continue reading » A Nigeria-based scammer gang dubbed “Scarlet Widow” is unleashing email fraud attacks against K-12 schools, universities and nonprofits around the world, according to a report from Foster City, Calif.-based Agari.Agari, which uses predictive artificial intelligence to stop advanced email attacks, has uncovered and documented the practices of Scarlet Widow that has evolved a different strategy. “Rather than focusing on corporate targets, which are devoting increased resources to cyberdefenses, the group focuses on more vulnerable sectors such as school districts, universities, and nonprofits, which the group likely believes are softer targets,” Agari revealed.Targets include dozens of small-town schools and school districts in Indiana and Wisconsin; U.S. and U.K. nonprofits including Boy Scouts of America and the Salvation Army; and universities in Florida, the United Kingdom, New Zealand and Australia.
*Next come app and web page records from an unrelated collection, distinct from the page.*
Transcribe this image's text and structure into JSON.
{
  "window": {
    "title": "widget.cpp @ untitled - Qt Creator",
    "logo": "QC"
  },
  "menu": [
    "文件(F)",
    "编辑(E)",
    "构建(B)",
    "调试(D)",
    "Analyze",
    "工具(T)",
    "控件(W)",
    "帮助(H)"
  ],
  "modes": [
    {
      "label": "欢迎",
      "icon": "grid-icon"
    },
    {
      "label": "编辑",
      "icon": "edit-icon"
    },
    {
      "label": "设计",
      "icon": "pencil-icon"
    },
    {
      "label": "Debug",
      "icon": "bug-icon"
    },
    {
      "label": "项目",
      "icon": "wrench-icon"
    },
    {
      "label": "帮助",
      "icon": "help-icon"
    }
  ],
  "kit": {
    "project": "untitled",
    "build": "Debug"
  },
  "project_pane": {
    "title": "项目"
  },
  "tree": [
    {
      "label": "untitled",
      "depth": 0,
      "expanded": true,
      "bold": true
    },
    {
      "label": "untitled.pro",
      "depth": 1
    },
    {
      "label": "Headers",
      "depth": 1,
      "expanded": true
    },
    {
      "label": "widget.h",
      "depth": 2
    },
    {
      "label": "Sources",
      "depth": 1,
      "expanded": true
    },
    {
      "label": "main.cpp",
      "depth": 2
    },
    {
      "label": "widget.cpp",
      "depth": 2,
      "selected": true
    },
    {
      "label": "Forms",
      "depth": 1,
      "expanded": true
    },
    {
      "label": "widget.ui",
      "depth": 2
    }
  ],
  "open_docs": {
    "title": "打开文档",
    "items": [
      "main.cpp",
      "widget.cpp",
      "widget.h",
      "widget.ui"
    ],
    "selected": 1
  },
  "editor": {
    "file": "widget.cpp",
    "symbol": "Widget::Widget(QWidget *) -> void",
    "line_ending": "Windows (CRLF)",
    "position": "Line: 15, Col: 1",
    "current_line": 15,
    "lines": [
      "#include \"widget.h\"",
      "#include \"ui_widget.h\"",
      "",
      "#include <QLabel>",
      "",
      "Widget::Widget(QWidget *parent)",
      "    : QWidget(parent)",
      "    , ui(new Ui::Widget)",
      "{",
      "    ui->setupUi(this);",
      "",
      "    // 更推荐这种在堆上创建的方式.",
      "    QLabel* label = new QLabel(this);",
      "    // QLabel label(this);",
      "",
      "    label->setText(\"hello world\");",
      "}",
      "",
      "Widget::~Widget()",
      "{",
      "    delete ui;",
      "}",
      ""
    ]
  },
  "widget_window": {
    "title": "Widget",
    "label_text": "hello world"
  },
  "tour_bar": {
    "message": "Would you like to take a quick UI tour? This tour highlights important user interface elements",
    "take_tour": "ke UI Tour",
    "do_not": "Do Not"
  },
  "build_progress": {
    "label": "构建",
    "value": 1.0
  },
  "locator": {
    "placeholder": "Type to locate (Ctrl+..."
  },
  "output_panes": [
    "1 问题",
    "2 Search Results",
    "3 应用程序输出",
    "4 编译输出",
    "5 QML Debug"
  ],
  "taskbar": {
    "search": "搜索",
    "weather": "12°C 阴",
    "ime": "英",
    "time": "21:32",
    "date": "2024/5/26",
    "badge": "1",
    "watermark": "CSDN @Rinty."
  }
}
ShareShareSharePrintMailGooglePinterestDiggRedditStumbleuponDeliciousBufferTumblr